(Website and app data records)
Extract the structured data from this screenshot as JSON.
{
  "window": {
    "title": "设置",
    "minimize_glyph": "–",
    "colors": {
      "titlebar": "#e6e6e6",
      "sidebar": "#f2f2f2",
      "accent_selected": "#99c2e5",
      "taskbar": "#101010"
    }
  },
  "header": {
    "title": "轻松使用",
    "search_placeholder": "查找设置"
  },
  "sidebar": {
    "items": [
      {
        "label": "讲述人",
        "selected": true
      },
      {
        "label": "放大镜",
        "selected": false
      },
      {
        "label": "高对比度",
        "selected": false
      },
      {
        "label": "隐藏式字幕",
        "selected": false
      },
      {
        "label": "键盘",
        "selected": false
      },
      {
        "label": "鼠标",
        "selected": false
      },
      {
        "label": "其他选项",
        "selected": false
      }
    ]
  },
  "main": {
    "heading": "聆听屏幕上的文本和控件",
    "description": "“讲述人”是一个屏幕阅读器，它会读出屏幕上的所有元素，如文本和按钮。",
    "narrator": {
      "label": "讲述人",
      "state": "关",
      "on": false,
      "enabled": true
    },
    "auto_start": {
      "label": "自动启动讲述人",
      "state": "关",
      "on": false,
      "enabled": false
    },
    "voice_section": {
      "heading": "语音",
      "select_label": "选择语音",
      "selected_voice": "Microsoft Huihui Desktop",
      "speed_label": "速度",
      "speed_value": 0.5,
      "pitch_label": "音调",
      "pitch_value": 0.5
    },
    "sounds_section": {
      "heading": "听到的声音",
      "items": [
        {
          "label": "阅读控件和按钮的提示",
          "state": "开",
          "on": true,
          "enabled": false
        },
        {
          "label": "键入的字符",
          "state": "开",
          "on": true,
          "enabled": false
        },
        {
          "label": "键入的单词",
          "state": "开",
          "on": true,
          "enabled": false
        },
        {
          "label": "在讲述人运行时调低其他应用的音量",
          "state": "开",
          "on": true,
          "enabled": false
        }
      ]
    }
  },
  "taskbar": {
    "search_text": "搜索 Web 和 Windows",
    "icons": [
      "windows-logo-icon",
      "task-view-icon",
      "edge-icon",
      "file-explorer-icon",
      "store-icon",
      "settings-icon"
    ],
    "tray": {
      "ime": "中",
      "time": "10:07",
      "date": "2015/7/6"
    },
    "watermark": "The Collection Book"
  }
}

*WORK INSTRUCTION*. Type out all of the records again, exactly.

*OUTPUT FOR THIS EXERCISE*.
Extract the structured data from this screenshot as JSON.
{
  "window": {
    "title": "设置",
    "minimize_glyph": "–",
    "colors": {
      "titlebar": "#e6e6e6",
      "sidebar": "#f2f2f2",
      "accent_selected": "#99c2e5",
      "taskbar": "#101010"
    }
  },
  "header": {
    "title": "轻松使用",
    "search_placeholder": "查找设置"
  },
  "sidebar": {
    "items": [
      {
        "label": "讲述人",
        "selected": true
      },
      {
        "label": "放大镜",
        "selected": false
      },
      {
        "label": "高对比度",
        "selected": false
      },
      {
        "label": "隐藏式字幕",
        "selected": false
      },
      {
        "label": "键盘",
        "selected": false
      },
      {
        "label": "鼠标",
        "selected": false
      },
      {
        "label": "其他选项",
        "selected": false
      }
    ]
  },
  "main": {
    "heading": "聆听屏幕上的文本和控件",
    "description": "“讲述人”是一个屏幕阅读器，它会读出屏幕上的所有元素，如文本和按钮。",
    "narrator": {
      "label": "讲述人",
      "state": "关",
      "on": false,
      "enabled": true
    },
    "auto_start": {
      "label": "自动启动讲述人",
      "state": "关",
      "on": false,
      "enabled": false
    },
    "voice_section": {
      "heading": "语音",
      "select_label": "选择语音",
      "selected_voice": "Microsoft Huihui Desktop",
      "speed_label": "速度",
      "speed_value": 0.5,
      "pitch_label": "音调",
      "pitch_value": 0.5
    },
    "sounds_section": {
      "heading": "听到的声音",
      "items": [
        {
          "label": "阅读控件和按钮的提示",
          "state": "开",
          "on": true,
          "enabled": false
        },
        {
          "label": "键入的字符",
          "state": "开",
          "on": true,
          "enabled": false
        },
        {
          "label": "键入的单词",
          "state": "开",
          "on": true,
          "enabled": false
        },
        {
          "label": "在讲述人运行时调低其他应用的音量",
          "state": "开",
          "on": true,
          "enabled": false
        }
      ]
    }
  },
  "taskbar": {
    "search_text": "搜索 Web 和 Windows",
    "icons": [
      "windows-logo-icon",
      "task-view-icon",
      "edge-icon",
      "file-explorer-icon",
      "store-icon",
      "settings-icon"
    ],
    "tray": {
      "ime": "中",
      "time": "10:07",
      "date": "2015/7/6"
    },
    "watermark": "The Collection Book"
  }
}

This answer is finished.